__WHAT THE EXERCISE ASKS__. Each line of the listing that contains "zoom" should be found and copied.

—————

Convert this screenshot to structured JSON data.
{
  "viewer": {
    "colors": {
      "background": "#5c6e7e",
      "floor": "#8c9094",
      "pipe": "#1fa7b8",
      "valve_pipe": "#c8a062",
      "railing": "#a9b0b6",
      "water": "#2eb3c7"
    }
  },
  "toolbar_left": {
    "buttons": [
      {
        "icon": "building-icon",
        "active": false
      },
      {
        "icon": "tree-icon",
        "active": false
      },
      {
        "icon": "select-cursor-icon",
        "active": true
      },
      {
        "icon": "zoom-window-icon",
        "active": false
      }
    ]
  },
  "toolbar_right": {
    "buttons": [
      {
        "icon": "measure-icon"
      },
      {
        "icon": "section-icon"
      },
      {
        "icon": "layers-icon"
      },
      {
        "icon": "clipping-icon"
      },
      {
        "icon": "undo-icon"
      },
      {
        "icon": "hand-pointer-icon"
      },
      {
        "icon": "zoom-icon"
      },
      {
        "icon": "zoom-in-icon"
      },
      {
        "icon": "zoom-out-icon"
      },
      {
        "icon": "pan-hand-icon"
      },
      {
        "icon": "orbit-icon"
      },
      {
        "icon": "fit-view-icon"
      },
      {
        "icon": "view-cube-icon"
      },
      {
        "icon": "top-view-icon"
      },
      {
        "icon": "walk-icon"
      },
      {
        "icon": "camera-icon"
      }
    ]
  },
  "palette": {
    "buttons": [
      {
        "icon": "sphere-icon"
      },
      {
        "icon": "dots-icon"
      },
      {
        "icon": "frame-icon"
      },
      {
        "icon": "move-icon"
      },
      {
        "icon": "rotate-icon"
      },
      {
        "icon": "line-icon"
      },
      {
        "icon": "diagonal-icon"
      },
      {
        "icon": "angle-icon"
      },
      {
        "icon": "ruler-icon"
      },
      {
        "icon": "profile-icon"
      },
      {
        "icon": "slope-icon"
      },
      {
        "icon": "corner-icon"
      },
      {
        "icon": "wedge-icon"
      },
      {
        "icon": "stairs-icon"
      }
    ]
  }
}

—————

__RESPONSE BOX__.
        "icon": "zoom-window-icon",
        "icon": "zoom-icon"
        "icon": "zoom-in-icon"
        "icon": "zoom-out-icon"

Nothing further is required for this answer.